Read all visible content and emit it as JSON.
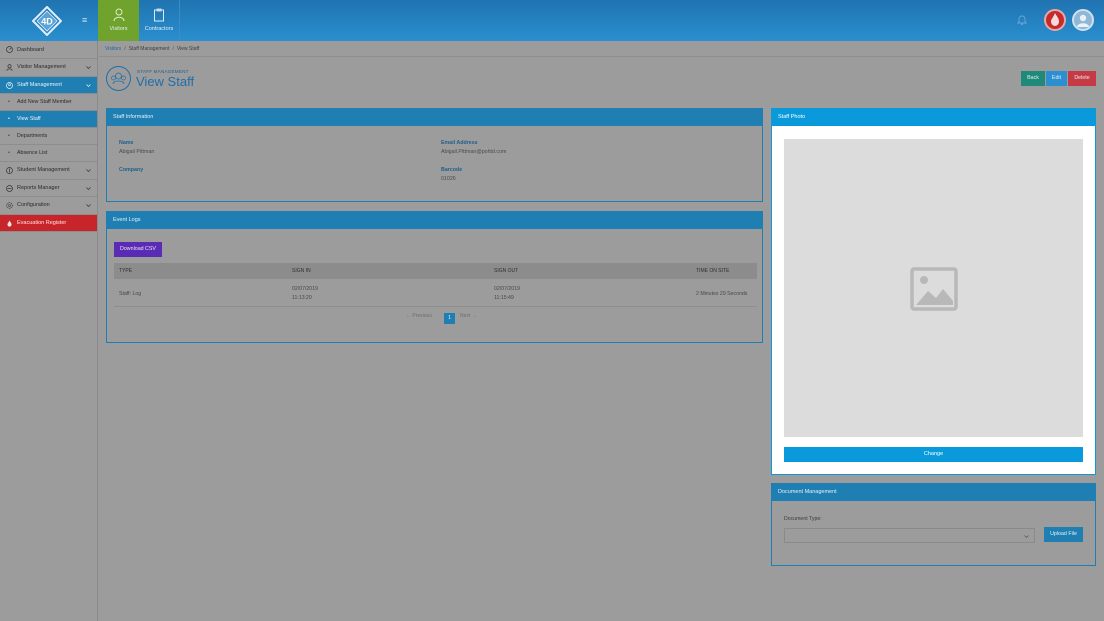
{
  "header": {
    "logo_text": "4D",
    "tabs": [
      {
        "label": "Visitors",
        "active": true
      },
      {
        "label": "Contractors",
        "active": false
      }
    ]
  },
  "sidebar": {
    "items": [
      {
        "label": "Dashboard",
        "icon": "dashboard-icon"
      },
      {
        "label": "Visitor Management",
        "icon": "user-icon",
        "expandable": true
      },
      {
        "label": "Staff Management",
        "icon": "staff-icon",
        "expandable": true,
        "active": true
      },
      {
        "label": "Student Management",
        "icon": "student-icon",
        "expandable": true
      },
      {
        "label": "Reports Manager",
        "icon": "reports-icon",
        "expandable": true
      },
      {
        "label": "Configuration",
        "icon": "gear-icon",
        "expandable": true
      },
      {
        "label": "Evacuation Register",
        "icon": "fire-icon"
      }
    ],
    "staff_sub_items": [
      {
        "label": "Add New Staff Member"
      },
      {
        "label": "View Staff",
        "active": true
      },
      {
        "label": "Departments"
      },
      {
        "label": "Absence List"
      }
    ]
  },
  "breadcrumb": {
    "items": [
      "Visitors",
      "Staff Management",
      "View Staff"
    ],
    "separator": "/"
  },
  "page": {
    "supertitle": "STAFF MANAGEMENT",
    "title": "View Staff",
    "actions": {
      "back": "Back",
      "edit": "Edit",
      "delete": "Delete"
    }
  },
  "staff_info": {
    "heading": "Staff Information",
    "name_label": "Name",
    "name_value": "Abigail Pittman",
    "email_label": "Email Address",
    "email_value": "Abigail.Pittman@pohtd.com",
    "company_label": "Company",
    "company_value": "",
    "barcode_label": "Barcode",
    "barcode_value": "01026"
  },
  "event_logs": {
    "heading": "Event Logs",
    "download_label": "Download CSV",
    "columns": [
      "TYPE",
      "SIGN IN",
      "SIGN OUT",
      "TIME ON SITE"
    ],
    "rows": [
      {
        "type": "Staff: Log",
        "sign_in_date": "02/07/2019",
        "sign_in_time": "11:13:20",
        "sign_out_date": "02/07/2019",
        "sign_out_time": "11:15:49",
        "time_on_site": "2 Minutes 29 Seconds"
      }
    ],
    "pagination": {
      "previous": "← Previous",
      "current": "1",
      "next": "Next →"
    }
  },
  "staff_photo": {
    "heading": "Staff Photo",
    "change_label": "Change"
  },
  "document_management": {
    "heading": "Document Management",
    "type_label": "Document Type:",
    "type_value": "",
    "upload_label": "Upload File"
  },
  "colors": {
    "primary": "#1f7fb3",
    "photo_accent": "#0a9adb",
    "visitors_tab": "#6fa32d",
    "evacuation": "#c8252b",
    "csv_button": "#5a2bb4",
    "back_button": "#1f8a7a",
    "delete_button": "#c63a45"
  }
}
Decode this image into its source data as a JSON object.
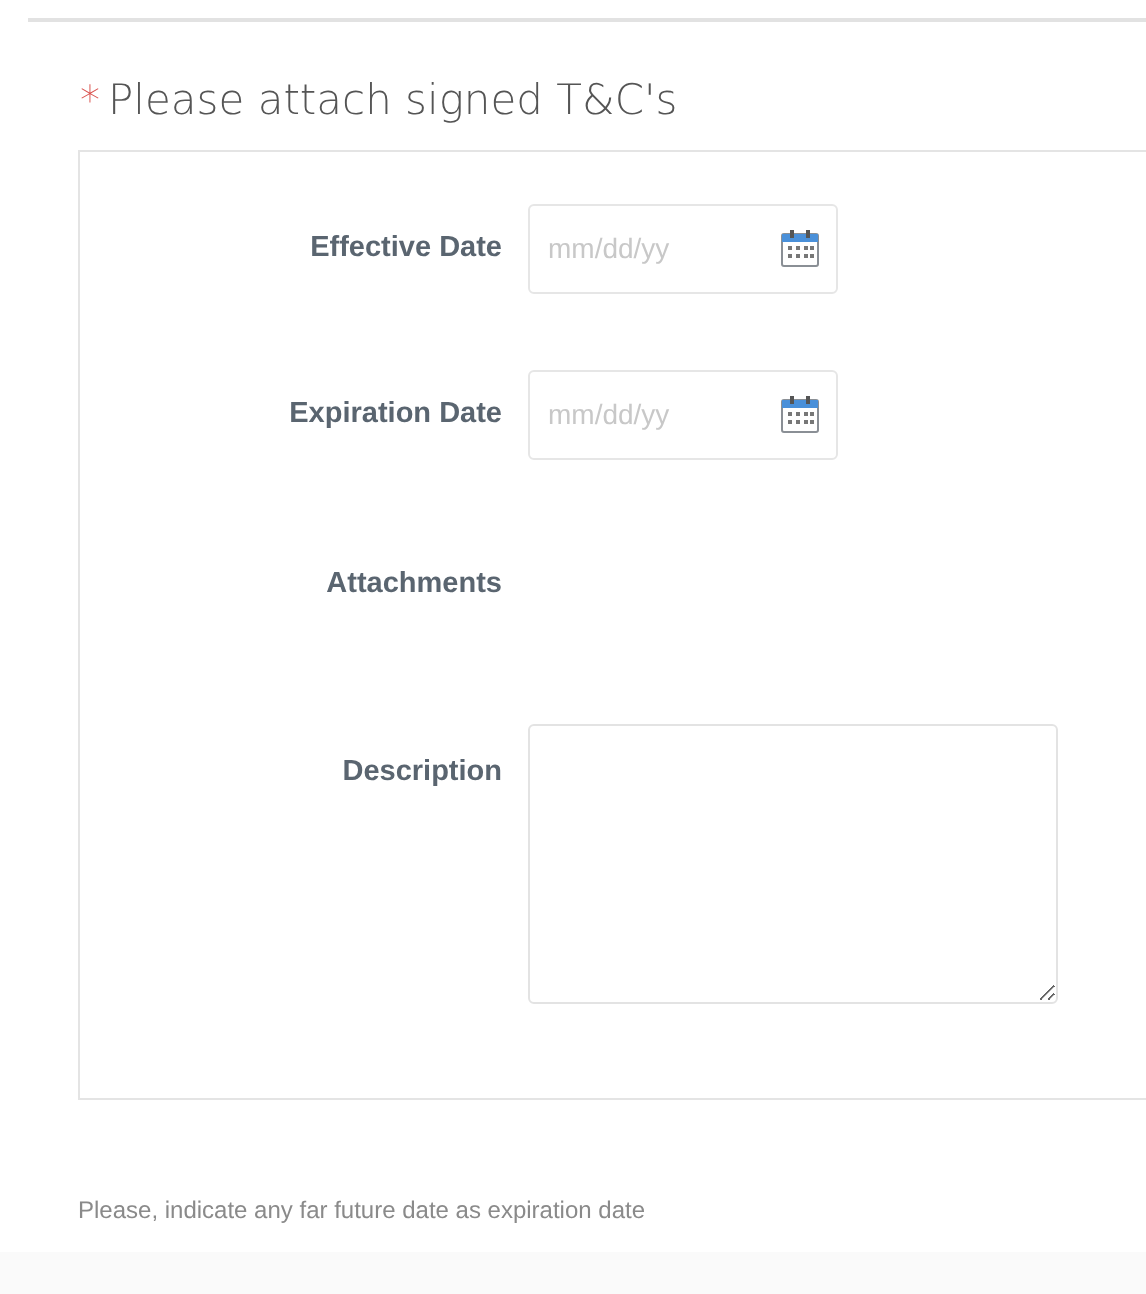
{
  "heading": {
    "required_mark": "*",
    "title": "Please attach signed T&C's"
  },
  "fields": [
    {
      "kind": "date",
      "label": "Effective Date",
      "placeholder": "mm/dd/yy"
    },
    {
      "kind": "date",
      "label": "Expiration Date",
      "placeholder": "mm/dd/yy"
    },
    {
      "kind": "attachments",
      "label": "Attachments"
    },
    {
      "kind": "textarea",
      "label": "Description"
    }
  ],
  "note": "Please, indicate any far future date as expiration date"
}
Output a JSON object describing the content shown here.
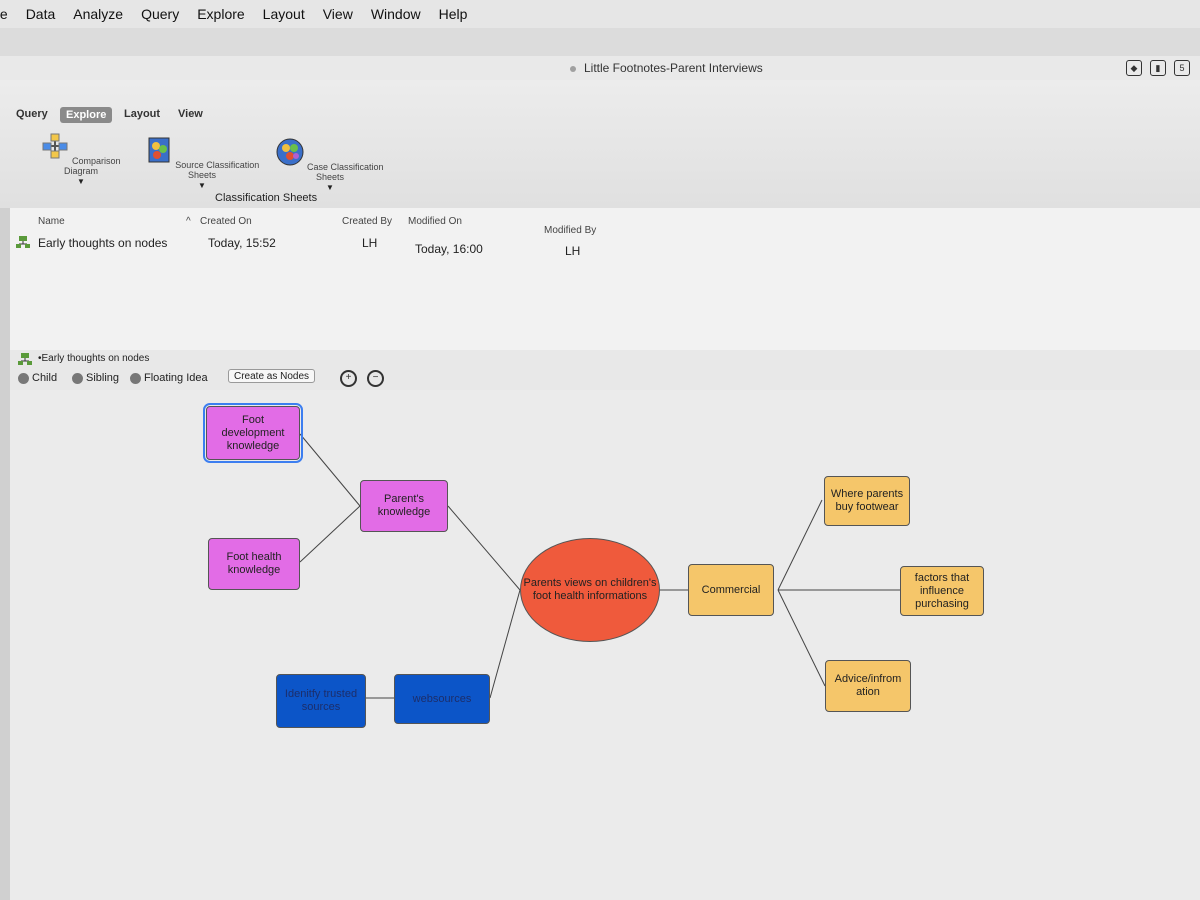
{
  "menu": [
    "te",
    "Data",
    "Analyze",
    "Query",
    "Explore",
    "Layout",
    "View",
    "Window",
    "Help"
  ],
  "window_title": "Little Footnotes-Parent Interviews",
  "ribbon": {
    "tabs": [
      "Query",
      "Explore",
      "Layout",
      "View"
    ],
    "active_tab": "Explore",
    "tools": [
      {
        "label": "Comparison Diagram"
      },
      {
        "label": "Source Classification Sheets"
      },
      {
        "label": "Case Classification Sheets"
      }
    ],
    "group_label": "Classification Sheets"
  },
  "list": {
    "columns": [
      "Name",
      "Created On",
      "Created By",
      "Modified On",
      "Modified By"
    ],
    "rows": [
      {
        "name": "Early thoughts on nodes",
        "created_on": "Today, 15:52",
        "created_by": "LH",
        "modified_on": "Today, 16:00",
        "modified_by": "LH"
      }
    ]
  },
  "map": {
    "title": "•Early thoughts on nodes",
    "toolbar": {
      "child": "Child",
      "sibling": "Sibling",
      "floating_idea": "Floating Idea",
      "create_as_nodes": "Create as Nodes"
    },
    "nodes": {
      "foot_dev": "Foot development knowledge",
      "parents_knowledge": "Parent's knowledge",
      "foot_health": "Foot health knowledge",
      "central": "Parents views on children's foot health informations",
      "commercial": "Commercial",
      "where_buy": "Where parents buy footwear",
      "factors": "factors that influence purchasing",
      "advice": "Advice/infrom ation",
      "websources": "websources",
      "trusted": "Idenitfy trusted sources"
    }
  },
  "colors": {
    "pink": "#e26ce6",
    "orange": "#f5c66a",
    "blue": "#0c55c8",
    "red": "#ef5a3c"
  }
}
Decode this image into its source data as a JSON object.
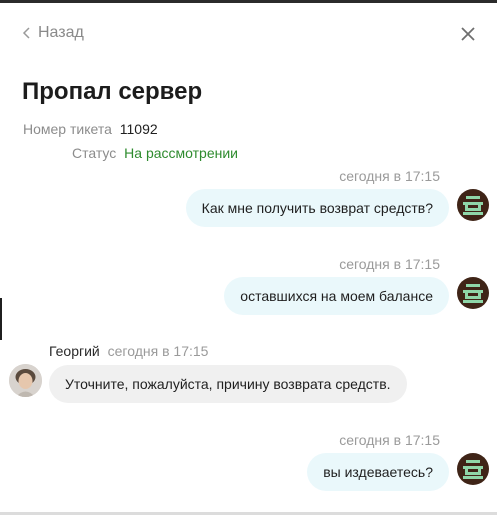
{
  "header": {
    "back_label": "Назад",
    "title": "Пропал сервер"
  },
  "ticket": {
    "number_label": "Номер тикета",
    "number_value": "11092",
    "status_label": "Статус",
    "status_value": "На рассмотрении",
    "status_color": "#2e8b2e"
  },
  "messages": [
    {
      "direction": "outgoing",
      "time": "сегодня в 17:15",
      "text": "Как мне получить возврат средств?"
    },
    {
      "direction": "outgoing",
      "time": "сегодня в 17:15",
      "text": "оставшихся на моем балансе"
    },
    {
      "direction": "incoming",
      "sender": "Георгий",
      "time": "сегодня в 17:15",
      "text": "Уточните, пожалуйста, причину возврата средств."
    },
    {
      "direction": "outgoing",
      "time": "сегодня в 17:15",
      "text": "вы издеваетесь?"
    }
  ],
  "icons": {
    "back": "chevron-left-icon",
    "close": "close-icon",
    "user_avatar": "user-avatar-icon",
    "agent_avatar": "agent-avatar"
  },
  "colors": {
    "outgoing_bubble": "#eaf8fb",
    "incoming_bubble": "#f0f0f0",
    "user_avatar_bg": "#3f2417",
    "user_avatar_fg": "#8fd6a8"
  }
}
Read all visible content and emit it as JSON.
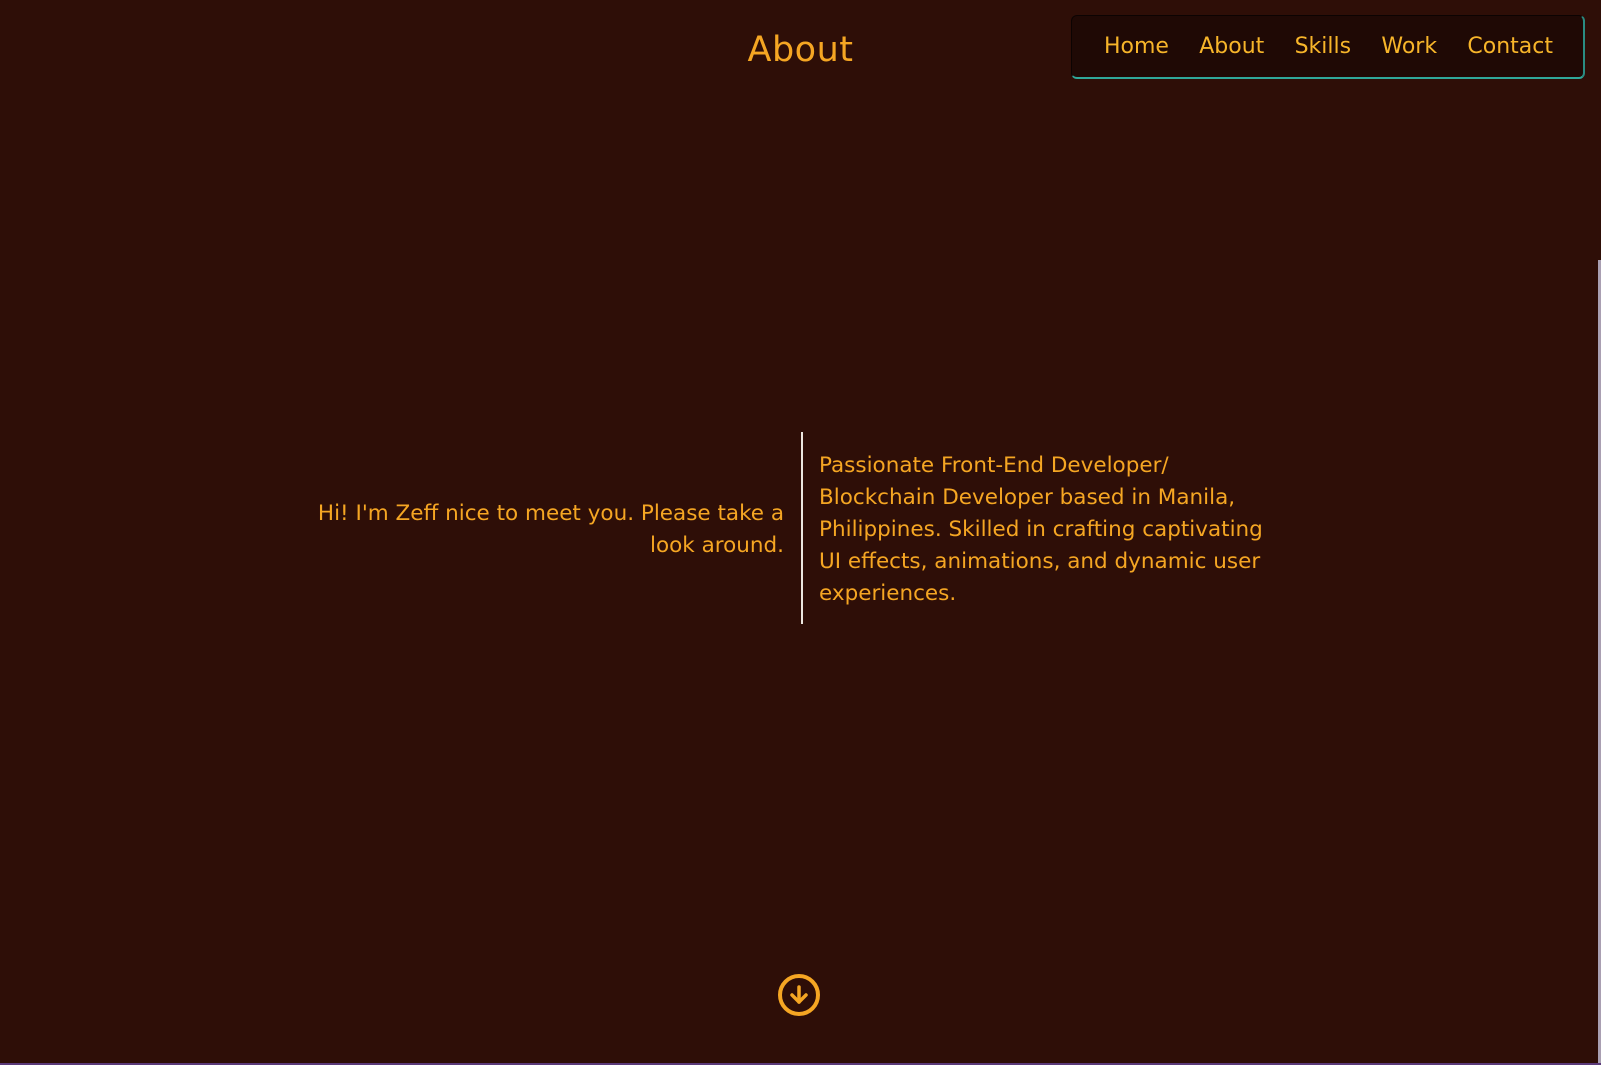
{
  "page": {
    "title": "About"
  },
  "nav": {
    "items": [
      {
        "label": "Home"
      },
      {
        "label": "About"
      },
      {
        "label": "Skills"
      },
      {
        "label": "Work"
      },
      {
        "label": "Contact"
      }
    ]
  },
  "intro": {
    "greeting": "Hi! I'm Zeff nice to meet you. Please take a look around.",
    "bio": "Passionate Front-End Developer/ Blockchain Developer based in Manila, Philippines. Skilled in crafting captivating UI effects, animations, and dynamic user experiences."
  },
  "icons": {
    "scroll_down": "arrow-down-circle-icon"
  },
  "colors": {
    "background": "#2e0e07",
    "accent": "#f5a623",
    "nav_background": "#1f0905",
    "nav_border": "#2fa89a",
    "divider": "#ece6df"
  }
}
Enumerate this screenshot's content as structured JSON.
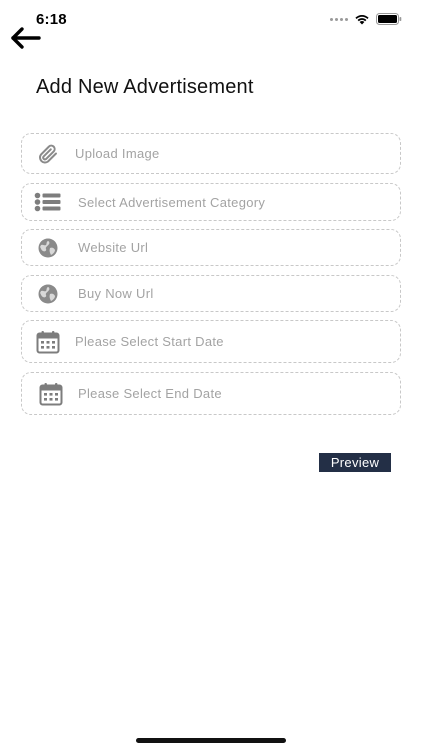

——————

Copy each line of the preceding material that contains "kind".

      "kind": "date",
      "kind": "date",
      "kind": "attachments",
      "kind": "textarea",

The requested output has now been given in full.